Report how many lines in the listing below include the word "icon". Write nothing besides the number.

START ENTRIES SHOWN

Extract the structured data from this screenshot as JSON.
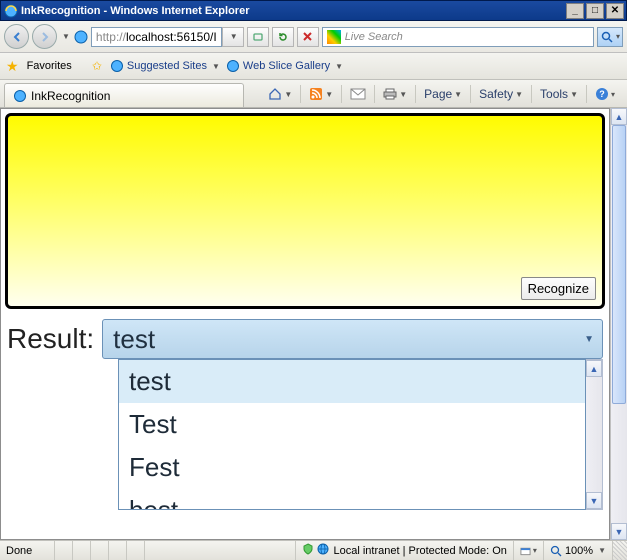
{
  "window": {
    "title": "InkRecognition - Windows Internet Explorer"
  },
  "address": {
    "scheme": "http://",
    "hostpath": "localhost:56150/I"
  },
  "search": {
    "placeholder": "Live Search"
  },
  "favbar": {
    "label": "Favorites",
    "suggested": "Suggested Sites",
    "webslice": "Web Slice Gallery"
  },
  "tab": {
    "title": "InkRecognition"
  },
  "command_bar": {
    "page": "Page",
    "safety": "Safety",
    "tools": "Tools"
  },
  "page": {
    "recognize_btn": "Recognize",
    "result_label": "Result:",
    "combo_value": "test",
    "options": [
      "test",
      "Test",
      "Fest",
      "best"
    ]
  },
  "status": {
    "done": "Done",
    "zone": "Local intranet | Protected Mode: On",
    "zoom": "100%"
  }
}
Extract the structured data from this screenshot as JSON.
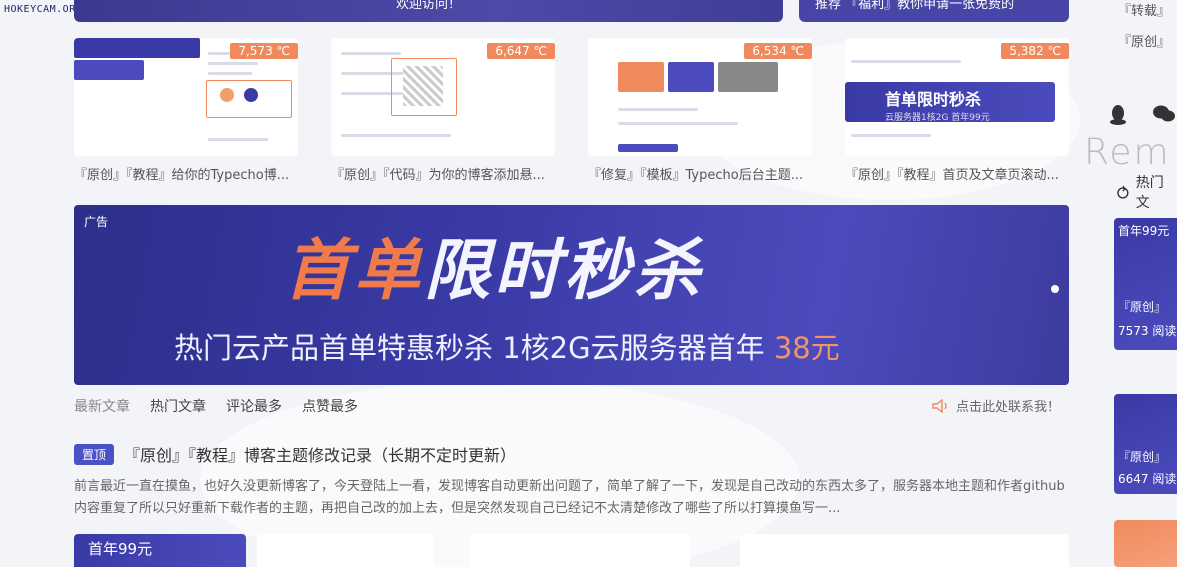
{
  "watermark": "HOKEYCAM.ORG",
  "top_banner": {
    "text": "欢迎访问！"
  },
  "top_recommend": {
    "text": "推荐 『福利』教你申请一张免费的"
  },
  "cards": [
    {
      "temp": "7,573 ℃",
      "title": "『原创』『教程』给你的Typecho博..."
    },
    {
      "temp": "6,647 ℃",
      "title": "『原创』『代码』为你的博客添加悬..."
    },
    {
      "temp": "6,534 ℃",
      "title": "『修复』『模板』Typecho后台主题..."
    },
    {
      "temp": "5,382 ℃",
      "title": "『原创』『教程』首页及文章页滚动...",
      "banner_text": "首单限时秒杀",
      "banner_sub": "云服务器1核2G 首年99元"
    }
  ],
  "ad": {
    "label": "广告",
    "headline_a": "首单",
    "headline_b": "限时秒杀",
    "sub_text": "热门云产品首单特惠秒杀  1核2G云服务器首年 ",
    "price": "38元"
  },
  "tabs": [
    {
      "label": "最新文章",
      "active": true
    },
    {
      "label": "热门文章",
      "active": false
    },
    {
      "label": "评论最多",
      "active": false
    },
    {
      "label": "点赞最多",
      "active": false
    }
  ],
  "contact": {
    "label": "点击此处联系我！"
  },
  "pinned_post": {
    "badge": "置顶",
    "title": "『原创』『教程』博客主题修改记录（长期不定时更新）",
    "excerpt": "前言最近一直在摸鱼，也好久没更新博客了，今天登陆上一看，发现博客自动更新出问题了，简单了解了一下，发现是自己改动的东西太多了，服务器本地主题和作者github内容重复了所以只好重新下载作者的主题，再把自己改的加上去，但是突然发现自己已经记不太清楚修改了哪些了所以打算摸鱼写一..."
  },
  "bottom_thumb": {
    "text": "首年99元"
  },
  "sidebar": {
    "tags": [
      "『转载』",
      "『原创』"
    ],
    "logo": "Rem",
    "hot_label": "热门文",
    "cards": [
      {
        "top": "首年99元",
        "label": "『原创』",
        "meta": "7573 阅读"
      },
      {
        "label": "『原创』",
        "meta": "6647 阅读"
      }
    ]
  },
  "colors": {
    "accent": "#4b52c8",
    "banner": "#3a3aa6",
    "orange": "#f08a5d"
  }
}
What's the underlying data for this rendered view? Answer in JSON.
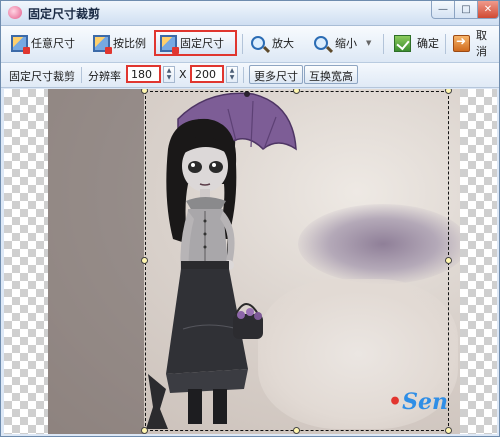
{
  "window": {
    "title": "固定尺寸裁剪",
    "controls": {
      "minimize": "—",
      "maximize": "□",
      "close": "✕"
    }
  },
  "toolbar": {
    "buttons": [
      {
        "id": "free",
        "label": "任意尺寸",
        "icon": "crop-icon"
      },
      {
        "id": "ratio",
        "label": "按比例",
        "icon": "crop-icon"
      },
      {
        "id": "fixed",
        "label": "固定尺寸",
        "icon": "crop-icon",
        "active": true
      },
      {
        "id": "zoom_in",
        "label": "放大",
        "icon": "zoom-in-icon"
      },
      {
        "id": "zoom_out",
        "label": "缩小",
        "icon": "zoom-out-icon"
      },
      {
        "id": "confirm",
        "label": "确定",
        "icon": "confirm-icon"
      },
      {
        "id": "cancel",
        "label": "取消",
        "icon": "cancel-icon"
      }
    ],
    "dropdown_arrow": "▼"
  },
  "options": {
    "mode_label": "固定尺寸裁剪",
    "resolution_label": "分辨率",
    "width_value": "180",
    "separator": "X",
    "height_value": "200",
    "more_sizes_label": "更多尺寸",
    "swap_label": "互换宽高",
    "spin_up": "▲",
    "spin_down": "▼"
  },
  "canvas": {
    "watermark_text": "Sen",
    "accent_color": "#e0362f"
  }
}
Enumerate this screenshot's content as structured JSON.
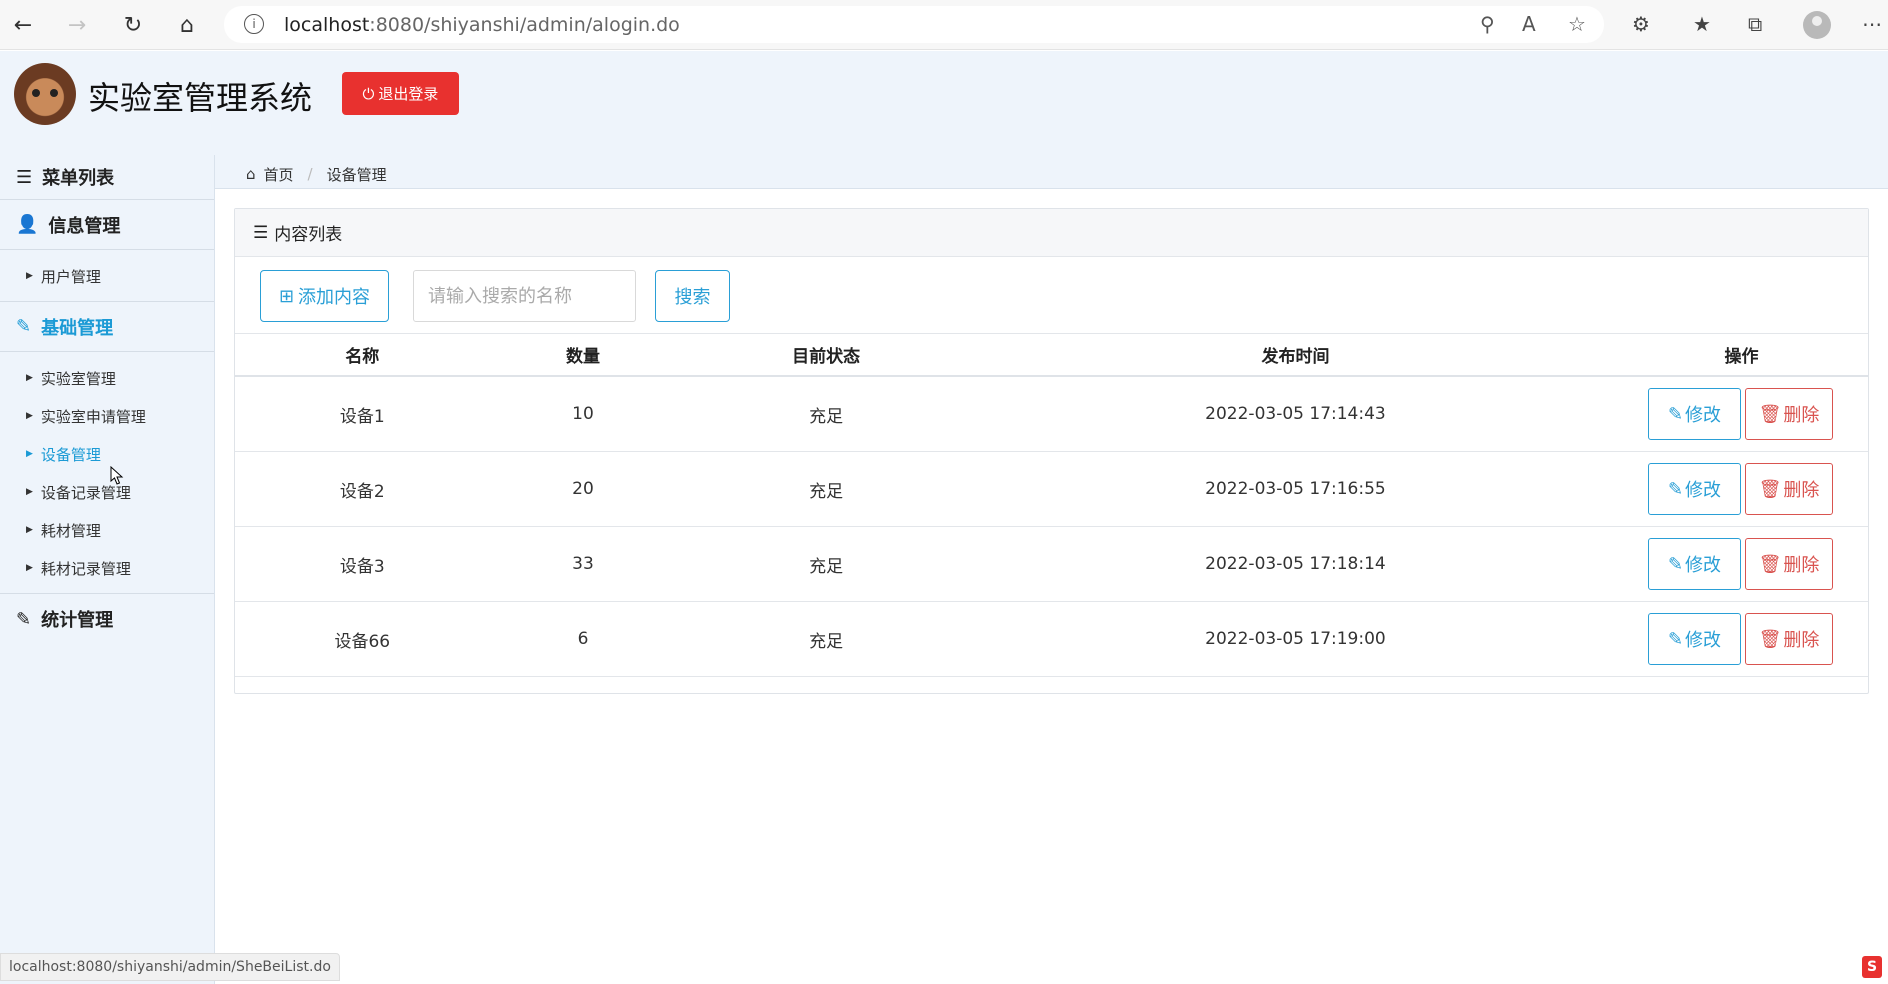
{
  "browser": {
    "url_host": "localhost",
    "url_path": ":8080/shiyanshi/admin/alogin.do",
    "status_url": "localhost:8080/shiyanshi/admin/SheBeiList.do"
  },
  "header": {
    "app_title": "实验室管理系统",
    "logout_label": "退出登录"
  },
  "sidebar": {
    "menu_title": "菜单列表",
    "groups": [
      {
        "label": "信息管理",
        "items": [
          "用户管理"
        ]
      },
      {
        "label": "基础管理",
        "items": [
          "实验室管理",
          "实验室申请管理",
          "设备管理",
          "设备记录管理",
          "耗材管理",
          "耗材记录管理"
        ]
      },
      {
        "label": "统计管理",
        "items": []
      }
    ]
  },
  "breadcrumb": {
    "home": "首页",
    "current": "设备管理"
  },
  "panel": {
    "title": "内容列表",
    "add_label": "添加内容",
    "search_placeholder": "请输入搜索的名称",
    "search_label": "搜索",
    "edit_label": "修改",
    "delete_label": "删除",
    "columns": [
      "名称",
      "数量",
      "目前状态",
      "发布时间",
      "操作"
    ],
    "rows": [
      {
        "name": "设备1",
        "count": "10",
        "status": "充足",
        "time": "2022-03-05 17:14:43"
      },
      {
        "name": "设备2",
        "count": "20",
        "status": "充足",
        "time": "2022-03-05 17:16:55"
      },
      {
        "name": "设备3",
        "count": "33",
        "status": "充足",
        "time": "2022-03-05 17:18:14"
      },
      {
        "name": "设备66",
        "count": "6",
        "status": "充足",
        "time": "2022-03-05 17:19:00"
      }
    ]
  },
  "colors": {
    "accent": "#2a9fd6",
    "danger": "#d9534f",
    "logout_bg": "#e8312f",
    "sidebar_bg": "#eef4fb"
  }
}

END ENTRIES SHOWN

TASK RESULT:
7